NOTE: Vaccines form only a part of the complete kitten program
- A Risk Assessment is done for each patient before deciding which vaccines should be given. This will involve answering a series of questions about your cat's lifestyle to determine which diseases he or she is at risk of being exposed to.
- At the current time, we recommend vaccinating all cats on an annual basis for the core vaccines. Panleukopenia and the upper respiratory viruses Rhinotracheitis and Calicivirus are given as one polyvalent vaccine.
- Rabies is given as a separate or monovalent vaccines but can and generally is administered at the same time
- We are flexible about alternate vaccination protocols.
Infections Protected for with Core Vaccines
Feline Panleukopenia (Distemper)
Feline Upper Respiratory Disease
- Non-Core Vaccines are vaccines that are given to protect cats with a increased risk of getting those infections because of their individual circumstances. Cats who have free access to the outdoors, and therefore other cats, are at risk for developing diseases that indoor solitary cats are not.
Infectious Agents for which there are Non-Core Vaccines
Feline Leukemia Virus (FeLV)
Feline Immunodeficiency Virus (FIV)
Feline Infectious Peritonitis
- We need to determine a realistic assessment of risk for each individual cat/kitten in order to determine what vaccine is given and how often it is given.

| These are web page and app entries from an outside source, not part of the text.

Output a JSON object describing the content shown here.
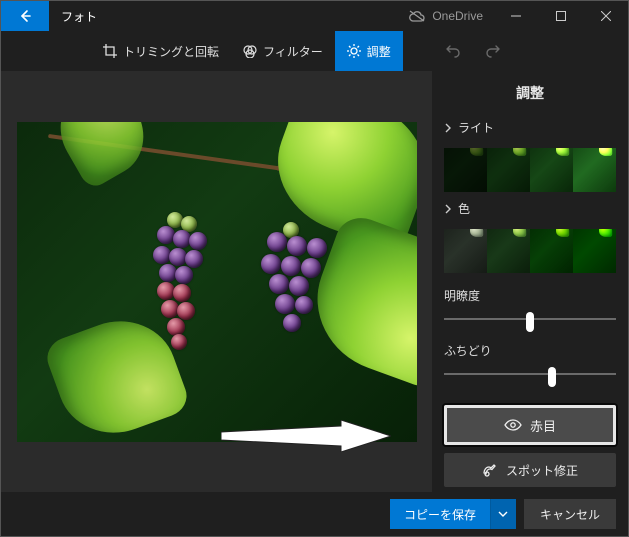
{
  "titlebar": {
    "app_name": "フォト",
    "onedrive_label": "OneDrive"
  },
  "toolbar": {
    "crop_label": "トリミングと回転",
    "filter_label": "フィルター",
    "adjust_label": "調整"
  },
  "side": {
    "title": "調整",
    "light_label": "ライト",
    "color_label": "色",
    "clarity_label": "明瞭度",
    "vignette_label": "ふちどり",
    "redeye_label": "赤目",
    "spotfix_label": "スポット修正",
    "clarity_value_pct": 50,
    "vignette_value_pct": 63
  },
  "footer": {
    "save_label": "コピーを保存",
    "cancel_label": "キャンセル"
  }
}
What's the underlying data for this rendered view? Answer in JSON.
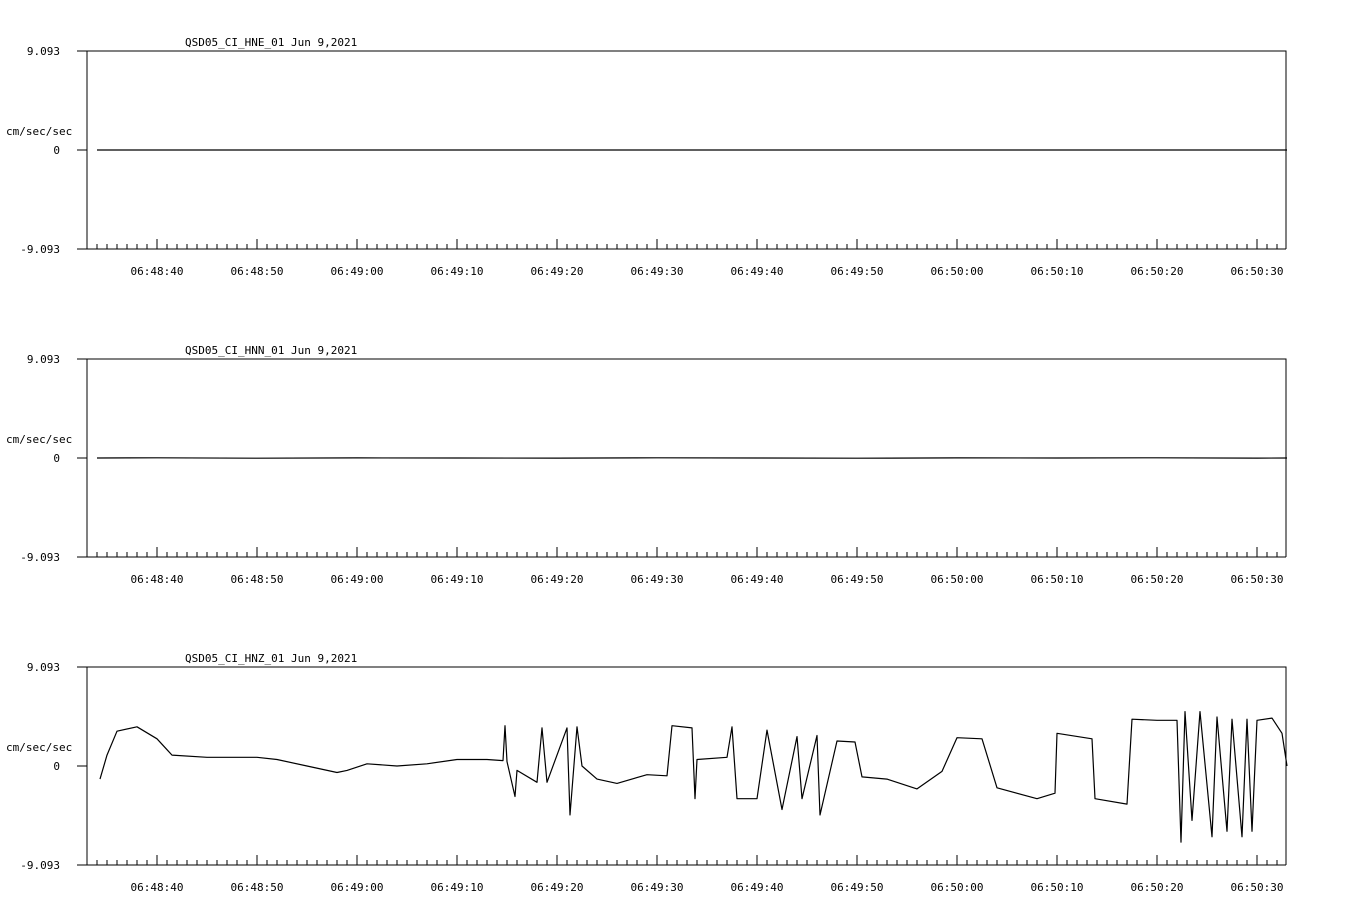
{
  "chart_data": [
    {
      "type": "line",
      "title": "QSD05_CI_HNE_01  Jun 9,2021",
      "ylabel": "cm/sec/sec",
      "ylim": [
        -9.093,
        9.093
      ],
      "y_tick_labels": [
        "9.093",
        "0",
        "-9.093"
      ],
      "x_tick_labels": [
        "06:48:40",
        "06:48:50",
        "06:49:00",
        "06:49:10",
        "06:49:20",
        "06:49:30",
        "06:49:40",
        "06:49:50",
        "06:50:00",
        "06:50:10",
        "06:50:20",
        "06:50:30"
      ],
      "series": [
        {
          "x": [
            "06:48:34",
            "06:48:40",
            "06:48:50",
            "06:49:00",
            "06:49:10",
            "06:49:20",
            "06:49:30",
            "06:49:40",
            "06:49:50",
            "06:50:00",
            "06:50:10",
            "06:50:20",
            "06:50:30",
            "06:50:33"
          ],
          "values": [
            0,
            0,
            0,
            0,
            0,
            0,
            0,
            0,
            0,
            0,
            0,
            0,
            0,
            0
          ]
        }
      ]
    },
    {
      "type": "line",
      "title": "QSD05_CI_HNN_01  Jun 9,2021",
      "ylabel": "cm/sec/sec",
      "ylim": [
        -9.093,
        9.093
      ],
      "y_tick_labels": [
        "9.093",
        "0",
        "-9.093"
      ],
      "x_tick_labels": [
        "06:48:40",
        "06:48:50",
        "06:49:00",
        "06:49:10",
        "06:49:20",
        "06:49:30",
        "06:49:40",
        "06:49:50",
        "06:50:00",
        "06:50:10",
        "06:50:20",
        "06:50:30"
      ],
      "series": [
        {
          "x": [
            "06:48:34",
            "06:48:40",
            "06:48:50",
            "06:49:00",
            "06:49:10",
            "06:49:20",
            "06:49:30",
            "06:49:40",
            "06:49:50",
            "06:50:00",
            "06:50:10",
            "06:50:20",
            "06:50:30",
            "06:50:33"
          ],
          "values": [
            0,
            0.02,
            -0.02,
            0.01,
            0,
            -0.01,
            0.02,
            0,
            -0.02,
            0.01,
            0,
            0.02,
            -0.01,
            0
          ]
        }
      ]
    },
    {
      "type": "line",
      "title": "QSD05_CI_HNZ_01  Jun 9,2021",
      "ylabel": "cm/sec/sec",
      "ylim": [
        -9.093,
        9.093
      ],
      "y_tick_labels": [
        "9.093",
        "0",
        "-9.093"
      ],
      "x_tick_labels": [
        "06:48:40",
        "06:48:50",
        "06:49:00",
        "06:49:10",
        "06:49:20",
        "06:49:30",
        "06:49:40",
        "06:49:50",
        "06:50:00",
        "06:50:10",
        "06:50:20",
        "06:50:30"
      ],
      "series": [
        {
          "x": [
            "06:48:34.3",
            "06:48:35.0",
            "06:48:36.0",
            "06:48:38.0",
            "06:48:40.0",
            "06:48:41.0",
            "06:48:41.5",
            "06:48:45.0",
            "06:48:50.0",
            "06:48:52.0",
            "06:48:55.0",
            "06:48:58.0",
            "06:48:59.0",
            "06:49:01.0",
            "06:49:04.0",
            "06:49:07.0",
            "06:49:10.0",
            "06:49:13.0",
            "06:49:14.6",
            "06:49:14.8",
            "06:49:15.0",
            "06:49:15.8",
            "06:49:16.0",
            "06:49:18.0",
            "06:49:18.5",
            "06:49:19.0",
            "06:49:21.0",
            "06:49:21.3",
            "06:49:22.0",
            "06:49:22.5",
            "06:49:24.0",
            "06:49:26.0",
            "06:49:29.0",
            "06:49:31.0",
            "06:49:31.5",
            "06:49:33.5",
            "06:49:33.8",
            "06:49:34.0",
            "06:49:37.0",
            "06:49:37.5",
            "06:49:38.0",
            "06:49:40.0",
            "06:49:41.0",
            "06:49:42.5",
            "06:49:44.0",
            "06:49:44.5",
            "06:49:46.0",
            "06:49:46.3",
            "06:49:48.0",
            "06:49:49.8",
            "06:49:50.5",
            "06:49:53.0",
            "06:49:56.0",
            "06:49:58.5",
            "06:50:00.0",
            "06:50:02.5",
            "06:50:04.0",
            "06:50:08.0",
            "06:50:09.8",
            "06:50:10.0",
            "06:50:13.5",
            "06:50:13.8",
            "06:50:17.0",
            "06:50:17.5",
            "06:50:20.0",
            "06:50:22.0",
            "06:50:22.4",
            "06:50:22.8",
            "06:50:23.5",
            "06:50:24.3",
            "06:50:25.5",
            "06:50:26.0",
            "06:50:27.0",
            "06:50:27.5",
            "06:50:28.5",
            "06:50:29.0",
            "06:50:29.5",
            "06:50:30.0",
            "06:50:31.5",
            "06:50:32.5",
            "06:50:33.0"
          ],
          "values": [
            -1.2,
            1.0,
            3.2,
            3.6,
            2.5,
            1.5,
            1.0,
            0.8,
            0.8,
            0.6,
            0.0,
            -0.6,
            -0.4,
            0.2,
            0.0,
            0.2,
            0.6,
            0.6,
            0.5,
            3.7,
            0.4,
            -2.8,
            -0.4,
            -1.5,
            3.5,
            -1.5,
            3.5,
            -4.5,
            3.6,
            0.0,
            -1.2,
            -1.6,
            -0.8,
            -0.9,
            3.7,
            3.5,
            -3.0,
            0.6,
            0.8,
            3.6,
            -3.0,
            -3.0,
            3.3,
            -4.0,
            2.7,
            -3.0,
            2.8,
            -4.5,
            2.3,
            2.2,
            -1.0,
            -1.2,
            -2.1,
            -0.5,
            2.6,
            2.5,
            -2.0,
            -3.0,
            -2.5,
            3.0,
            2.5,
            -3.0,
            -3.5,
            4.3,
            4.2,
            4.2,
            -7.0,
            5.0,
            -5.0,
            5.0,
            -6.5,
            4.5,
            -6.0,
            4.3,
            -6.5,
            4.3,
            -6.0,
            4.2,
            4.4,
            3.0,
            0.0
          ]
        }
      ]
    }
  ]
}
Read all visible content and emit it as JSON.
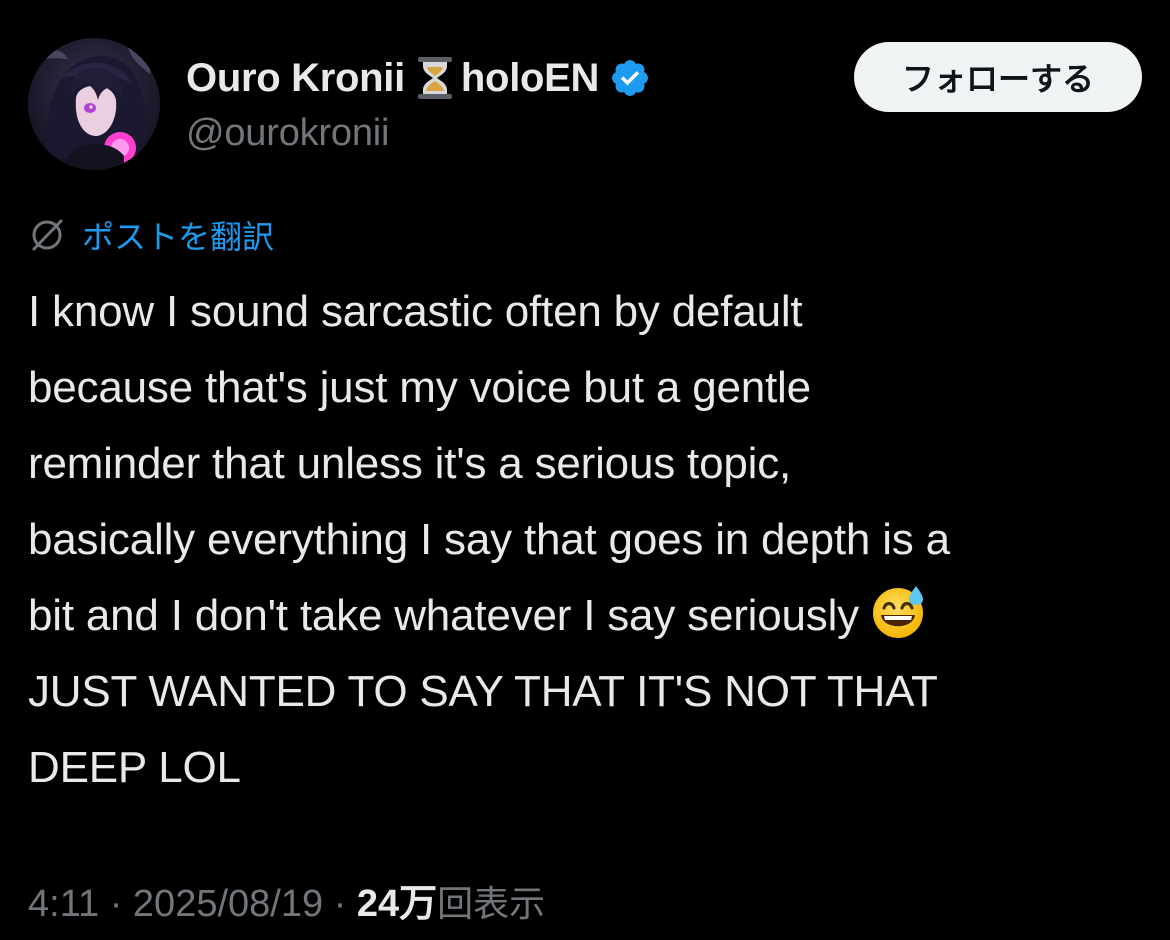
{
  "tweet": {
    "author": {
      "display_name_part1": "Ouro Kronii",
      "display_name_part2": "holoEN",
      "handle": "@ourokronii",
      "name_emoji": "hourglass-icon",
      "verified": true
    },
    "follow_label": "フォローする",
    "translate_label": "ポストを翻訳",
    "text_lines": [
      "I know I sound sarcastic often by default",
      "because that's just my voice but a gentle",
      "reminder that unless it's a serious topic,",
      "basically everything I say that goes in depth is a",
      "bit and I don't take whatever I say seriously",
      "JUST WANTED TO SAY THAT IT'S NOT THAT",
      "DEEP LOL"
    ],
    "inline_emoji": "grinning-sweat-emoji",
    "time": "4:11",
    "separator": "·",
    "date": "2025/08/19",
    "views_count": "24万",
    "views_label": "回表示"
  },
  "colors": {
    "background": "#000000",
    "text": "#e7e9ea",
    "secondary": "#71767b",
    "link": "#1d9bf0",
    "verified": "#1d9bf0",
    "button_bg": "#eff3f4"
  }
}
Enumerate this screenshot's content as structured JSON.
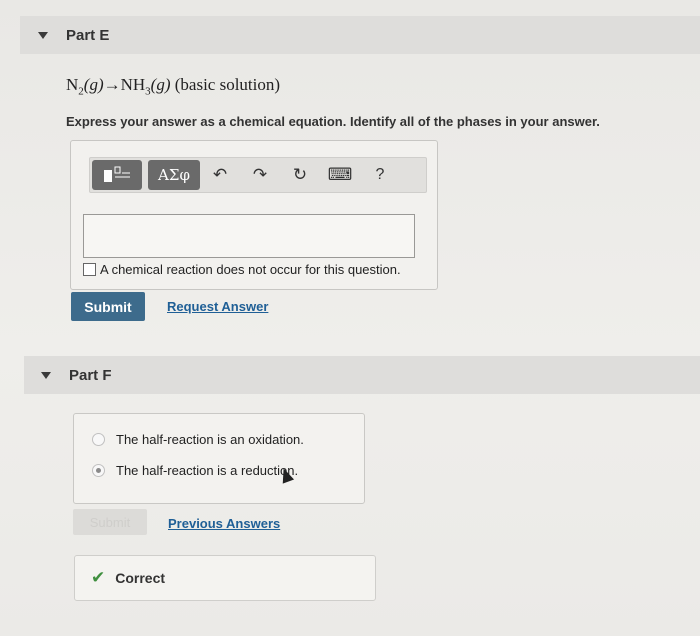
{
  "partE": {
    "title": "Part E",
    "equation": {
      "n": "N",
      "n_sub": "2",
      "g1": "(g)",
      "arrow": "→",
      "nh": "NH",
      "nh_sub": "3",
      "g2": "(g)",
      "note": " (basic solution)"
    },
    "instruction": "Express your answer as a chemical equation. Identify all of the phases in your answer.",
    "toolbar": {
      "greek_label": "ΑΣφ",
      "undo_icon": "↶",
      "redo_icon": "↷",
      "reset_icon": "↻",
      "keyboard_icon": "⌨",
      "help_label": "?"
    },
    "answer_value": "",
    "no_reaction_label": "A chemical reaction does not occur for this question.",
    "submit_label": "Submit",
    "request_answer_label": "Request Answer"
  },
  "partF": {
    "title": "Part F",
    "options": [
      {
        "label": "The half-reaction is an oxidation.",
        "selected": false
      },
      {
        "label": "The half-reaction is a reduction.",
        "selected": true
      }
    ],
    "submit_label": "Submit",
    "previous_answers_label": "Previous Answers",
    "feedback": "Correct"
  }
}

- Some vaccines will deliver immunity (protection) for as long as 7 years others for as short at 7 months!
KITTEN CORE VACCINATION PROGRAM
- The age to begin vaccination depends on when your kitten was taken away from his/her mother and whether Mom was properly vaccinated with the core vaccines.
- Moms deliver antibodies in the colostrum (this is the name for milk that is the first drink of mother's milk that kittens get right after birth). These antibodies help to protect against infection for a while but they gradually disappear and we must vaccinate to get the kitten's immunity levels back in a protective range.
- Boosters are required at different times for different vaccines but in general every 3-4 weeks.
- How many boosters, again will depend on the age at which we are starting the vaccine program.
- a typical vaccine program for the core vaccines is listed below.
Example for a Kitten Starting at < 12 weeks old
||2nd Visit (4 weeks later)
||3rd Visit (4 weeks later)
|FVRCP (MLV) - polyvalent vaccine:
- At present, we still recommend vaccinating annually after the 1st Rabies vaccine with FVRCP and Rabies vaccine
- We are flexible in working with our clients to accommodate a different vaccine schedule should it be desired. We can provide a 3 year Rabies vaccine.
- Add to the Core Vaccine Program vaccines from the Non-Core list that you feel your kitten is likely to be exposed to. For example if your kitten will be an outdoor cat and therefore have close contact with other cats, consider vaccinating for feline leukemia.
Link to more information on vaccines and vaccination